Kunka and Haugh met in the mid-'80s in Fargo, North Dakota (so that explains it), when both were on BMX trick teams. godheadSilo was launched in 1991 in Fargo and quickly relocated to Olympia because of severe lack of a local fan base. The Kill Rock Stars label took a quick interest in the band and put out the first ghS recording, an EP titled Thee Friendship Village, in 1992. That release contained a trilogy of distorted melodies struggling to break through a force field of mega-low-range fuzz. Picture the Melvins abducted by aliens and tickled for several hours. Two other KRS collections of murky noise followed before ghS switched affiliations to Sub Pop Records after Sub Pop superstar Sebadoh asked the band out on a five-week tour. This past April, Sub Pop issued skyward in triumph, a 30-minute detonation including "Guardians of the Threshold," which features a punishing six-minute bass solo, and the title track, a rap ode to BMX riding and tripping on Mountain Dew that brings in guest MC Calvin Johnson (of the Halo Benders and Dub Narcotic Sound System).

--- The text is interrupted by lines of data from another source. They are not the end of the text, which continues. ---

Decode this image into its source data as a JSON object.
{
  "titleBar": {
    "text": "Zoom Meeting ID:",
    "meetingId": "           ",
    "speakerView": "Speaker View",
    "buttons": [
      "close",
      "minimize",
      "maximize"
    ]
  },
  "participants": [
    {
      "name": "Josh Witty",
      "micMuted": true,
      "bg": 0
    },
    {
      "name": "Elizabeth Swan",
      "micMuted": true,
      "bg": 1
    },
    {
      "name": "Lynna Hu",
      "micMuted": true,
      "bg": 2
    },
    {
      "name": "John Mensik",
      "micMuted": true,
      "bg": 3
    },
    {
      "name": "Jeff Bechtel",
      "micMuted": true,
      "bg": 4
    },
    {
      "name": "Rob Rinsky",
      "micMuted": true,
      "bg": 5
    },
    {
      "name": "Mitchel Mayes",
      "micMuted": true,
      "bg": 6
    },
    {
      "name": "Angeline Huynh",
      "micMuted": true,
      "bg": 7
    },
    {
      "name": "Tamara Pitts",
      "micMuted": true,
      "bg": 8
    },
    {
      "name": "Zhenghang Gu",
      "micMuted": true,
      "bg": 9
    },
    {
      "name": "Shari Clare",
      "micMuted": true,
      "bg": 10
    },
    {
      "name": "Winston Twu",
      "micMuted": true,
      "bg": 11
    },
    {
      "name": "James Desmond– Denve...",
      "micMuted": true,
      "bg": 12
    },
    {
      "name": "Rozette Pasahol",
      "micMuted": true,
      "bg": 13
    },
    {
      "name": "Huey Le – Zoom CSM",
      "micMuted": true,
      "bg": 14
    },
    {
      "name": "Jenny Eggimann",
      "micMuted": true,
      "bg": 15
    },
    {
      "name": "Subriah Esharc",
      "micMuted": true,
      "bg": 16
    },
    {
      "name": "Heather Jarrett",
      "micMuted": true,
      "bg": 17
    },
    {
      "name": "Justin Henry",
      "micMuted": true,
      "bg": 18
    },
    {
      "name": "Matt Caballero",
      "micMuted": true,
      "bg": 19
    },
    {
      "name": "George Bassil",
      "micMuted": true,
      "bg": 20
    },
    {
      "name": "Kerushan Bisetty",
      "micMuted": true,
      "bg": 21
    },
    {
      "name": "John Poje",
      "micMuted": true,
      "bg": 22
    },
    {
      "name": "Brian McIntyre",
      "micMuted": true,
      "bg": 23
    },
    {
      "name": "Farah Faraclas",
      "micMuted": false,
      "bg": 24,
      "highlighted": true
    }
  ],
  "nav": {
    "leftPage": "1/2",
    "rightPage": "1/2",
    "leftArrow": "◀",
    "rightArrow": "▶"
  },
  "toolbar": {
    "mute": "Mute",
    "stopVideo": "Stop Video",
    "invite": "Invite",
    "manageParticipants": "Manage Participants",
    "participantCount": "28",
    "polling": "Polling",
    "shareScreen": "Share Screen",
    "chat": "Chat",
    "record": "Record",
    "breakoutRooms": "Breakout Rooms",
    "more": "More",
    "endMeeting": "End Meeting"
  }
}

Live, the godheadSilo experience is suitable only for masochists, voyeurs of the extreme or those who wish to witness the outer edge of experimental rock defined in action. Distorted vocals scream over static, bass feedback and freight-train drumming. Haugh's drum set looks like it was custom-built for Andre the Giant. His rock-style kit includes a retro-fitted marching-band bass drum and a polka-band bass drum. With a normal kit, he says, he would be all but drowned out by Kunka's bass and sound effects. For example, the ghS song "Battle of the Planets" features Kunka jamming over a tape-loop recording of a rolling boulder that registers just below 50 hertz, a frequency that will blow most stereo speakers with ease and that he says can even rupture human stomach lining at sufficient volume and duration. Haugh attempts to downplay the health risk: "If anyone's hearing is really in danger, it's ours. Really loud bass doesn't fuck with your hearing as much as really loud treble, anyway."
Nevertheless, godheadSilo limits its sets to five or six songs, and rarely exceeds 30 minutes onstage. Impervious to pain, Kunka is known for his hyperactive sprinting in place and other manic behavior in performance. "When I'm onstage, I'm just drunk with love," he says. "I'm kind of shy. Stage fright makes me freak out and get all weird, so I just get silly on the mike."
godheadSilo has targeted Mesa eardrums for obliteration on Friday, July 19, at Hollywood Alley, where the band is scheduled to open for Tucson washboard kings Doo Rag. Showtime is 8 p.m. Earplugs are recommended, but not by Haugh. "Ah, what's the point of wearing earplugs?" he asks. "It just makes the sound quality suck.